When one considers the Roman Empire at its zenith, one might think of it as what New York Times columnist David Brooks characterized as “a mighty fortress in a dangerous world,” whereas the focus of the Athenian Empire was more about debate, democracy, and “creative crossroads leading an open and fundamentally harmonious world,” Brooks wrote.
I thought about Brooks’ characterization as an excellent metaphor to explain the difference in roles between that of a corporate legal department and a corporate compliance function. Understanding these differences in roles helps to explain why a chief compliance officer should not be housed in legal, but rather should lead a separate corporate function.
The role of a legal department is to be the fortress that protects a corporation. It uses the legal tools available to it: attorney-client privilege, the attorney work-product privilege, and other trappings to keep information from getting outside of a corporation to be used against it by shareholders, regulators, or third parties. It is not designed to be open facing, but rather closed, thereby (hopefully) shielding the company from not only unwanted eyes, but also fines, penalties, and lawsuit payouts.

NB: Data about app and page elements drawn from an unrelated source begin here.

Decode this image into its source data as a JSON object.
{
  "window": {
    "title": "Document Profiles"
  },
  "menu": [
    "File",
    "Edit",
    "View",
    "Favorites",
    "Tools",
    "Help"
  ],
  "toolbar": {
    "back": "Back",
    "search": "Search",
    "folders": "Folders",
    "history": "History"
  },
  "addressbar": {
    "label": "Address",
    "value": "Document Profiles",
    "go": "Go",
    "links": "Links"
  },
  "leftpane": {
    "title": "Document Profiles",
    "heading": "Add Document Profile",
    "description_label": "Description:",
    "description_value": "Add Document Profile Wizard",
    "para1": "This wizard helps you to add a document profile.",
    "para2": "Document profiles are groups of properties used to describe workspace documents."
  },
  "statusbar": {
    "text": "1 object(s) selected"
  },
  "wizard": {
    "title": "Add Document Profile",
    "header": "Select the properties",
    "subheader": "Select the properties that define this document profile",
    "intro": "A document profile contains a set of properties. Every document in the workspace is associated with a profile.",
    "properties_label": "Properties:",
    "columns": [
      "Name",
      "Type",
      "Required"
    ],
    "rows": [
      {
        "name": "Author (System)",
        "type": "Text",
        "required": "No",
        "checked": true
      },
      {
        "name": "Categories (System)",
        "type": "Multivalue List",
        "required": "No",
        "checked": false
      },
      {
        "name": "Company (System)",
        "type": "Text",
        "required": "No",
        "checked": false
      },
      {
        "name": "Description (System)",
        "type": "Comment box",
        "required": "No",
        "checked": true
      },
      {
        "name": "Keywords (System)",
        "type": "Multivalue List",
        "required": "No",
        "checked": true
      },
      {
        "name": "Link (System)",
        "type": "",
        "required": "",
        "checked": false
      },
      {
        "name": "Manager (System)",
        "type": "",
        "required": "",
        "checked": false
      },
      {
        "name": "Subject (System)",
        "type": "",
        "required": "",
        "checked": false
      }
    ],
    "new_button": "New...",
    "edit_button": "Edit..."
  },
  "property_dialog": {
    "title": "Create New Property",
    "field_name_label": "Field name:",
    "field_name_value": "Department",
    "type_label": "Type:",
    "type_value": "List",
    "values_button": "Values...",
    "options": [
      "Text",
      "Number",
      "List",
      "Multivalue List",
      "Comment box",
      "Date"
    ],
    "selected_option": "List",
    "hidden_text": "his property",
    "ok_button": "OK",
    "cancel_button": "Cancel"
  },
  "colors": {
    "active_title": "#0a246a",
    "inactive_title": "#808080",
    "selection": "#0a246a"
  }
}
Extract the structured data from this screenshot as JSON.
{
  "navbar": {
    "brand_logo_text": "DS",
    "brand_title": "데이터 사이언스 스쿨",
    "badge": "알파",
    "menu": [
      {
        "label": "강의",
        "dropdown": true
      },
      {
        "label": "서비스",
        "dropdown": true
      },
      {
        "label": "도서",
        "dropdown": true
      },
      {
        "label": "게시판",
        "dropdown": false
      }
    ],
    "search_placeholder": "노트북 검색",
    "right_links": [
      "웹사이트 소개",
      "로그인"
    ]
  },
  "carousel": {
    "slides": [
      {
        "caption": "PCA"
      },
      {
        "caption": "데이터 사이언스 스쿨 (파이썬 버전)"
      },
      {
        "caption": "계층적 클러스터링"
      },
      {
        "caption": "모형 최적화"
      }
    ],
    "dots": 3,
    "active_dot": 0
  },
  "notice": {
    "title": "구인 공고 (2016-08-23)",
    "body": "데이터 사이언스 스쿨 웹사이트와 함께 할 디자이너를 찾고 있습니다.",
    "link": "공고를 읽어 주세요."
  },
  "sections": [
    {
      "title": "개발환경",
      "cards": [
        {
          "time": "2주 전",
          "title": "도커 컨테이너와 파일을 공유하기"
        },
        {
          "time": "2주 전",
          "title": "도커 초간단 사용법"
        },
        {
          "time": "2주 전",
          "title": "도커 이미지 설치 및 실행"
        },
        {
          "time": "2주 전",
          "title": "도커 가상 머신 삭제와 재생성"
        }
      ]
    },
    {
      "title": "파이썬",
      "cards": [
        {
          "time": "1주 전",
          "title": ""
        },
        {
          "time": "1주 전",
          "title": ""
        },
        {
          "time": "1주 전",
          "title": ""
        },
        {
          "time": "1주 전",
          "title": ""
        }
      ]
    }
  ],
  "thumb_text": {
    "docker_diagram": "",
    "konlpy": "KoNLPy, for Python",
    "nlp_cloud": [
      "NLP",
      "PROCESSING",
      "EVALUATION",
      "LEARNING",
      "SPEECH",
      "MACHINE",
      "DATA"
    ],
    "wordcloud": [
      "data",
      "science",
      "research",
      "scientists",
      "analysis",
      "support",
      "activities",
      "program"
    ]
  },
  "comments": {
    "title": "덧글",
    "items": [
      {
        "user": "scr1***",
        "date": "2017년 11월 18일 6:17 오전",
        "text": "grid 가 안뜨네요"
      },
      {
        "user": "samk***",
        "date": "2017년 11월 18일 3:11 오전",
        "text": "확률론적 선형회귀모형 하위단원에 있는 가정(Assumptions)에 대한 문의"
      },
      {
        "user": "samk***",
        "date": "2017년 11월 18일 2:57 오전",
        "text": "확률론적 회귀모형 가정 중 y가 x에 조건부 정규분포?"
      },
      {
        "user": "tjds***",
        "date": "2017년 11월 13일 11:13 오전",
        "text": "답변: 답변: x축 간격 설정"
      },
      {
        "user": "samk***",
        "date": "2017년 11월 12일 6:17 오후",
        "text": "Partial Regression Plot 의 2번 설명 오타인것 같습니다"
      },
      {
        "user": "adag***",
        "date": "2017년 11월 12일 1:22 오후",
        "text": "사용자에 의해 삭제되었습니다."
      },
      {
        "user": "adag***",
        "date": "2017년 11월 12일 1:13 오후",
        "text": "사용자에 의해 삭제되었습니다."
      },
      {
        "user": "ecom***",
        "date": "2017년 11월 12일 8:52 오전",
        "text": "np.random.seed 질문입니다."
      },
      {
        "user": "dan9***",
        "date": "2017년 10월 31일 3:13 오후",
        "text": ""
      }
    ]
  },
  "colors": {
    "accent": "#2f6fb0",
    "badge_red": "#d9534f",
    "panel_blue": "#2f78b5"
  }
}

The role of a compliance department, on the other hand, is to prevent, detect, and remediate. These difference in roles between that of a corporate legal department and a corporate compliance function are starkly laid out in the “Evaluation of Corporate Compliance Programs,” a document published in February by the Fraud Section of the Department of Justice’s Criminal Division that provides a list of sample topics and questions in evaluating a corporate compliance program.
One of the first inquiries listed by the government in its document, for example, concerns a root-cause analysis and whether those factors unearthed in the root-cause analysis were remediated through a continuous improvement process. The document continues on to inquire how the company not only considered its compliance program going forward, but what it did with the information obtained in the continuous monitoring process.
A corporate law department does not operationalize its function throughout an organization. Quite the opposite, the law department often draws back information into its fortress function.
Thus, when someone asks you the difference in roles between legal and compliance going forward, explain to them it is akin to the differences between Rome and Athens.